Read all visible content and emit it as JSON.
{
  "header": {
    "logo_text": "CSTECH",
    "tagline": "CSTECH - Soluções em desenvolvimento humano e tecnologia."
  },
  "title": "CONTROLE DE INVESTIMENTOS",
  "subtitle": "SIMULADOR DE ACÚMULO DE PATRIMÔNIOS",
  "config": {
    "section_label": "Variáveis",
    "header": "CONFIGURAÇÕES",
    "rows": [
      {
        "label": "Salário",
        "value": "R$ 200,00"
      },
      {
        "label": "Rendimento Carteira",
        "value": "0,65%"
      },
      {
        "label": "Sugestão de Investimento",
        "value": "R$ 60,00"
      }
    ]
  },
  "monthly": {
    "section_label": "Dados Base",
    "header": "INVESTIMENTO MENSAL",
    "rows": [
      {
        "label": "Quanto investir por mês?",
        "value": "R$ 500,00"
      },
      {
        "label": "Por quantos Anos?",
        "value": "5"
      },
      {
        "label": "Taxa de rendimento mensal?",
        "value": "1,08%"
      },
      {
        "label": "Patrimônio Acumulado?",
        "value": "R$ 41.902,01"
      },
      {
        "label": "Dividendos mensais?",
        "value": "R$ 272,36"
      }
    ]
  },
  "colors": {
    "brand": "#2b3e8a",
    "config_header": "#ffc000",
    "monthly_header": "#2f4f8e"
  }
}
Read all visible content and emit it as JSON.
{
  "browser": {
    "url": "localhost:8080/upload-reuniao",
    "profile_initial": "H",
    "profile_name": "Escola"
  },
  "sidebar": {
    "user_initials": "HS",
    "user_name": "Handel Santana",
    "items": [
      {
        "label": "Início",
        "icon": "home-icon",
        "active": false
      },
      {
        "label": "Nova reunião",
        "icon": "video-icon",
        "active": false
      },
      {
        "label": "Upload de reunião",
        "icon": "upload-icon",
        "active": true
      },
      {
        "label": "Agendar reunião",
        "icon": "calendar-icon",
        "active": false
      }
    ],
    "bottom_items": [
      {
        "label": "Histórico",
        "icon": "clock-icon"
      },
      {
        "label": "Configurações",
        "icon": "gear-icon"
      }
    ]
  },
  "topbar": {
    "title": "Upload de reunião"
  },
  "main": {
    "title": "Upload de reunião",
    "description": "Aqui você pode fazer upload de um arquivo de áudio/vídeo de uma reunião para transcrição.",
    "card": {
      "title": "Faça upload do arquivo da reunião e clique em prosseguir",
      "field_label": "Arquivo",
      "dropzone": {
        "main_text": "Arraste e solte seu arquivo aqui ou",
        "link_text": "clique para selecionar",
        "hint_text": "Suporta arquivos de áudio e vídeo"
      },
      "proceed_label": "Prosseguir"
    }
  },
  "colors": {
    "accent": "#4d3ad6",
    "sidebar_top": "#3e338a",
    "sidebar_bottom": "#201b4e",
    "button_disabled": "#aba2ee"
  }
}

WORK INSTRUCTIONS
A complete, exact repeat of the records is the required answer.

RESULT FOR THIS TASK
Read all visible content and emit it as JSON.
{
  "header": {
    "logo_text": "CSTECH",
    "tagline": "CSTECH - Soluções em desenvolvimento humano e tecnologia."
  },
  "title": "CONTROLE DE INVESTIMENTOS",
  "subtitle": "SIMULADOR DE ACÚMULO DE PATRIMÔNIOS",
  "config": {
    "section_label": "Variáveis",
    "header": "CONFIGURAÇÕES",
    "rows": [
      {
        "label": "Salário",
        "value": "R$ 200,00"
      },
      {
        "label": "Rendimento Carteira",
        "value": "0,65%"
      },
      {
        "label": "Sugestão de Investimento",
        "value": "R$ 60,00"
      }
    ]
  },
  "monthly": {
    "section_label": "Dados Base",
    "header": "INVESTIMENTO MENSAL",
    "rows": [
      {
        "label": "Quanto investir por mês?",
        "value": "R$ 500,00"
      },
      {
        "label": "Por quantos Anos?",
        "value": "5"
      },
      {
        "label": "Taxa de rendimento mensal?",
        "value": "1,08%"
      },
      {
        "label": "Patrimônio Acumulado?",
        "value": "R$ 41.902,01"
      },
      {
        "label": "Dividendos mensais?",
        "value": "R$ 272,36"
      }
    ]
  },
  "colors": {
    "brand": "#2b3e8a",
    "config_header": "#ffc000",
    "monthly_header": "#2f4f8e"
  }
}
Read all visible content and emit it as JSON.
{
  "browser": {
    "url": "localhost:8080/upload-reuniao",
    "profile_initial": "H",
    "profile_name": "Escola"
  },
  "sidebar": {
    "user_initials": "HS",
    "user_name": "Handel Santana",
    "items": [
      {
        "label": "Início",
        "icon": "home-icon",
        "active": false
      },
      {
        "label": "Nova reunião",
        "icon": "video-icon",
        "active": false
      },
      {
        "label": "Upload de reunião",
        "icon": "upload-icon",
        "active": true
      },
      {
        "label": "Agendar reunião",
        "icon": "calendar-icon",
        "active": false
      }
    ],
    "bottom_items": [
      {
        "label": "Histórico",
        "icon": "clock-icon"
      },
      {
        "label": "Configurações",
        "icon": "gear-icon"
      }
    ]
  },
  "topbar": {
    "title": "Upload de reunião"
  },
  "main": {
    "title": "Upload de reunião",
    "description": "Aqui você pode fazer upload de um arquivo de áudio/vídeo de uma reunião para transcrição.",
    "card": {
      "title": "Faça upload do arquivo da reunião e clique em prosseguir",
      "field_label": "Arquivo",
      "dropzone": {
        "main_text": "Arraste e solte seu arquivo aqui ou",
        "link_text": "clique para selecionar",
        "hint_text": "Suporta arquivos de áudio e vídeo"
      },
      "proceed_label": "Prosseguir"
    }
  },
  "colors": {
    "accent": "#4d3ad6",
    "sidebar_top": "#3e338a",
    "sidebar_bottom": "#201b4e",
    "button_disabled": "#aba2ee"
  }
}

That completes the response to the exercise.